If Delray Beach were to create a dog beach, what’s to stop dogs from digging up sea turtle nests?
What would the city do if a dog owner failed to clean up after his or her pet?
And what could be done to make sure that others on the beach without dogs don’t find themselves face to face with a growling German shepherd?
All of these questions surfaced last month during a meeting hosted by Delray Beach’s Parks and Recreation Director Suzanne Davis, who is continuing to seek feedback from residents before bringing recommendations regarding a dog beach to the Delray Beach City Commission.
“We want to be sure we look at all the reasons people are for a dog beach and all the reasons people are against it,” Davis said.
The meeting, the second of three designed to seek input from the community, gave people with concerns about the impact of a dog beach the chance to raise questions and at the same time it allowed those in favor of the idea to make suggestions that would address some of the issues.
Davis told residents that after gathering information from other communities with successful dog beaches, listening to residents and studying the results of an online survey, her department would make a series of proposals to City Manager Donald Cooper, who could then bring them to the City Commission.
She said her department is exploring one alternative for a separated dog beach at either or both recreation areas at the north and south ends of the public beach.
Currently, city ordinances prohibit dogs on the city’s public beach.
Many of the questions raised at the Delray Beach meeting were similar to those raised more than a year and a half ago before Boca Raton opened its dog beach.
Since then, Boca Raton has found few of the issues have surfaced.
“It’s going extremely well,” said Boca Raton Parks and Recreation Director Mickey Gomez. “There are times when there will be 60 dogs out there and there are people who go just to watch the dogs play.”
Gomez said the city has issued more than 1,200 dog beach permits, most of those going to city residents who pay $30 as opposed to non-residents who pay more.

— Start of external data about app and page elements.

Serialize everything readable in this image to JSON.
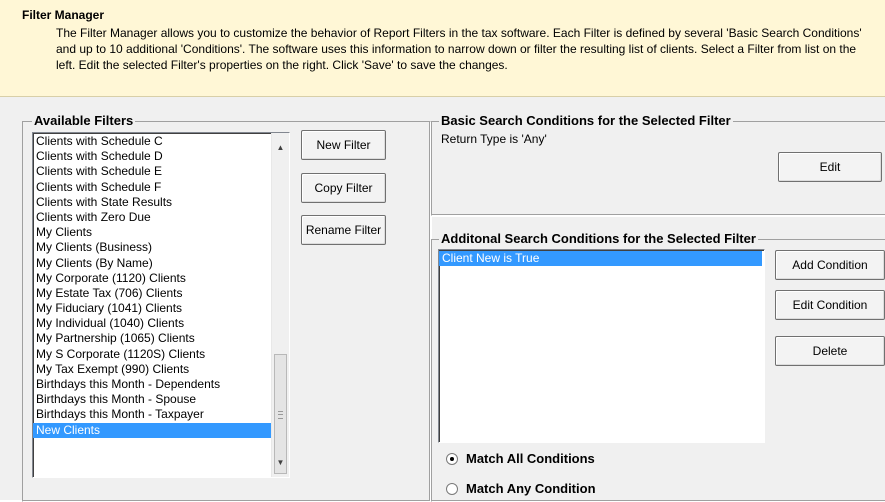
{
  "header": {
    "title": "Filter Manager",
    "description": "The Filter Manager allows you to customize the behavior of Report Filters in the tax software. Each Filter is defined by several 'Basic Search Conditions' and up to 10 additional 'Conditions'. The software uses this information to narrow down or filter the resulting list of clients. Select a Filter from list on the left. Edit the selected Filter's properties on the right. Click 'Save' to save the changes."
  },
  "available_filters": {
    "legend": "Available Filters",
    "items": [
      "Clients with Schedule C",
      "Clients with Schedule D",
      "Clients with Schedule E",
      "Clients with Schedule F",
      "Clients with State Results",
      "Clients with Zero Due",
      "My Clients",
      "My Clients (Business)",
      "My Clients (By Name)",
      "My Corporate (1120) Clients",
      "My Estate Tax (706) Clients",
      "My Fiduciary (1041) Clients",
      "My Individual (1040) Clients",
      "My Partnership (1065) Clients",
      "My S Corporate (1120S) Clients",
      "My Tax Exempt (990) Clients",
      "Birthdays this Month - Dependents",
      "Birthdays this Month - Spouse",
      "Birthdays this Month - Taxpayer",
      "New Clients"
    ],
    "selected": "New Clients",
    "scroll_up_icon": "▲",
    "scroll_down_icon": "▼"
  },
  "filter_buttons": {
    "new": "New Filter",
    "copy": "Copy Filter",
    "rename": "Rename Filter"
  },
  "basic": {
    "legend": "Basic Search Conditions for the Selected Filter",
    "text": "Return Type is 'Any'",
    "edit": "Edit"
  },
  "additional": {
    "legend": "Additonal Search Conditions for the Selected Filter",
    "items": [
      "Client New is True"
    ],
    "selected": "Client New is True",
    "add": "Add Condition",
    "edit": "Edit Condition",
    "delete": "Delete"
  },
  "match": {
    "all_label": "Match All Conditions",
    "any_label": "Match Any Condition",
    "selected": "all"
  }
}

Park rangers at either end of the dog beach, situated between lifeguard towers 18 and 20, check to make sure people have permits to use the dog beach, which is only open Friday, Saturday and Sunday mornings and evenings.
He said the city has found that most dog owners clean up after their pets but added that the city has a maintenance crew follow up after the dog beach closes.
“If we’ve had five incidents of crews having to clean up after dogs that would be a lot,” Gomez said.
Before opening the dog beach, Boca Raton checked with turtle experts at Gumbo Limbo Nature Center who said that raccoons and other animals were more likely than dogs to disturb turtle nests. Gomez said there hasn’t been a problem with dogs on the beach disturbing turtle nests.
In Delray Beach, Davis said she is planning to host one more meeting before coming up with recommendations to present to city leaders.
By Rich Pollack